I believe the best strategy would be to use a competent implementation plan that would provide initial information on the capabilities of the department to fulfill the new responsibility. This would have eliminated the tremendous pressure and initial causes of conflict.

Cooperation with leadership is critical since conflict management style, and a strong leadership role can be helpful to the resolution of disputes, providing a supportive work environment, and decreasing work stress. However, a combination of various leadership styles and different approaches to the situation can be effective at conflict management, as transformational or transactional models are used (Saeed, Almas, Anis-Ul-Haq, & Niazi, 2014). Nursing leaders can bridge a compromise between hospital administration and frontline staff. Therefore, collaboration is critical to achieving an appropriate conflict resolution.

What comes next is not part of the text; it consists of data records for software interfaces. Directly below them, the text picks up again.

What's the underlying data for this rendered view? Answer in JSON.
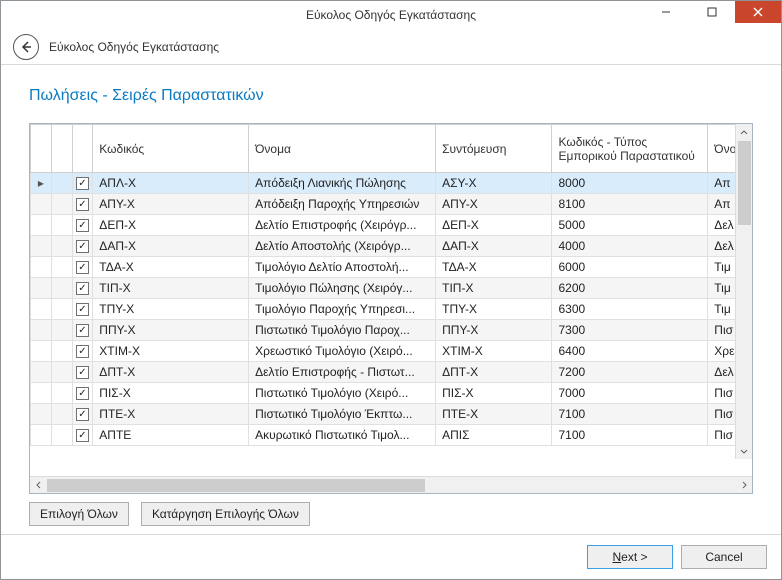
{
  "window": {
    "title": "Εύκολος Οδηγός Εγκατάστασης"
  },
  "header": {
    "title": "Εύκολος Οδηγός Εγκατάστασης"
  },
  "page": {
    "title": "Πωλήσεις - Σειρές Παραστατικών"
  },
  "grid": {
    "columns": {
      "code": "Κωδικός",
      "name": "Όνομα",
      "short": "Συντόμευση",
      "doc": "Κωδικός - Τύπος Εμπορικού Παραστατικού",
      "name2": "Όνομα"
    },
    "rows": [
      {
        "selected": true,
        "checked": true,
        "code": "ΑΠΛ-Χ",
        "name": "Απόδειξη Λιανικής Πώλησης",
        "short": "ΑΣΥ-Χ",
        "doc": "8000",
        "name2": "Απ"
      },
      {
        "selected": false,
        "checked": true,
        "code": "ΑΠΥ-Χ",
        "name": "Απόδειξη Παροχής Υπηρεσιών",
        "short": "ΑΠΥ-Χ",
        "doc": "8100",
        "name2": "Απ"
      },
      {
        "selected": false,
        "checked": true,
        "code": "ΔΕΠ-Χ",
        "name": "Δελτίο Επιστροφής (Χειρόγρ...",
        "short": "ΔΕΠ-Χ",
        "doc": "5000",
        "name2": "Δελ"
      },
      {
        "selected": false,
        "checked": true,
        "code": "ΔΑΠ-Χ",
        "name": "Δελτίο Αποστολής (Χειρόγρ...",
        "short": "ΔΑΠ-Χ",
        "doc": "4000",
        "name2": "Δελ"
      },
      {
        "selected": false,
        "checked": true,
        "code": "ΤΔΑ-Χ",
        "name": "Τιμολόγιο Δελτίο Αποστολή...",
        "short": "ΤΔΑ-Χ",
        "doc": "6000",
        "name2": "Τιμ"
      },
      {
        "selected": false,
        "checked": true,
        "code": "ΤΙΠ-Χ",
        "name": "Τιμολόγιο Πώλησης (Χειρόγ...",
        "short": "ΤΙΠ-Χ",
        "doc": "6200",
        "name2": "Τιμ"
      },
      {
        "selected": false,
        "checked": true,
        "code": "ΤΠΥ-Χ",
        "name": "Τιμολόγιο Παροχής Υπηρεσι...",
        "short": "ΤΠΥ-Χ",
        "doc": "6300",
        "name2": "Τιμ"
      },
      {
        "selected": false,
        "checked": true,
        "code": "ΠΠΥ-Χ",
        "name": "Πιστωτικό Τιμολόγιο Παροχ...",
        "short": "ΠΠΥ-Χ",
        "doc": "7300",
        "name2": "Πισ"
      },
      {
        "selected": false,
        "checked": true,
        "code": "ΧΤΙΜ-Χ",
        "name": "Χρεωστικό Τιμολόγιο (Χειρό...",
        "short": "ΧΤΙΜ-Χ",
        "doc": "6400",
        "name2": "Χρε"
      },
      {
        "selected": false,
        "checked": true,
        "code": "ΔΠΤ-Χ",
        "name": "Δελτίο Επιστροφής - Πιστωτ...",
        "short": "ΔΠΤ-Χ",
        "doc": "7200",
        "name2": "Δελ"
      },
      {
        "selected": false,
        "checked": true,
        "code": "ΠΙΣ-Χ",
        "name": "Πιστωτικό Τιμολόγιο (Χειρό...",
        "short": "ΠΙΣ-Χ",
        "doc": "7000",
        "name2": "Πισ"
      },
      {
        "selected": false,
        "checked": true,
        "code": "ΠΤΕ-Χ",
        "name": "Πιστωτικό Τιμολόγιο Έκπτω...",
        "short": "ΠΤΕ-Χ",
        "doc": "7100",
        "name2": "Πισ"
      },
      {
        "selected": false,
        "checked": true,
        "code": "ΑΠΤΕ",
        "name": "Ακυρωτικό Πιστωτικό Τιμολ...",
        "short": "ΑΠΙΣ",
        "doc": "7100",
        "name2": "Πισ"
      }
    ]
  },
  "buttons": {
    "select_all": "Επιλογή Όλων",
    "deselect_all": "Κατάργηση Επιλογής Όλων",
    "next": "Next >",
    "cancel": "Cancel"
  }
}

Summary

Conflict can have significant negative consequences in the workplace, leading to poor communication and a drop in performance. The described scenario describes an issue of delegation and inadequate planning of interventions from the hospital which placed nurses in situations of having to sacrifice care for patients. Immense pressure and interpersonal disagreements led to the conflict until strategies such as better communication and stronger leadership were used to resolve the differences. From this experience, I learned that conflict is inevitable in hospital settings which often places nurses in high-stress environments.

However, conflicts can be managed through team collaboration and working with administration to ensure that the necessary resources are available to fulfill the tasks without compromising patient care. Finally, a strong leadership role is effective at uniting teams towards a common objective and overcoming their differences.

References

Agency for Healthcare Research and Quality. (n.d.). How do we implement best practices in our organization? (continued). Web.

Edwards, S. T., Helfrich, C. D., Grembowski, D., Hulen, E., Clinton, W. L., Wood, G. B.,… Stewart, G. (2018). Task delegation and burnout trade-offs among primary care providers and nurses in veteran’s affairs patient aligned care teams (VA PACTs). The Journal of the American Board of Family Medicine, 31(1), 83-93. Web.

Marques, F., Lourenço, P. R., Dimas, I. D., & Rebelo, T. (2015). The Relationship Between Types of Conflict, Conflict Handling Strategies and Group Effectiveness. Journal of Spatial and Organizational Dynamics, 3(1), 58-77. Web.

McKibben, L. (2017). Conflict management: importance and implications. British Journal of Nursing, 26(2), 100-103. Web.

Moreland, J. J. (2016). Conflict and Stress in Hospital Nursing: Improving Communicative Responses to Enduring Professional Challenges. Health Communication, 31(7), 815-823. Web.

Saeed, T., Almas, S., Anis-Ul-Haq, M., & Niazi, G. (2014). Leadership styles: Relationship with conflict management styles. International Journal of Conflict Management, 25(3), 214-225. Web.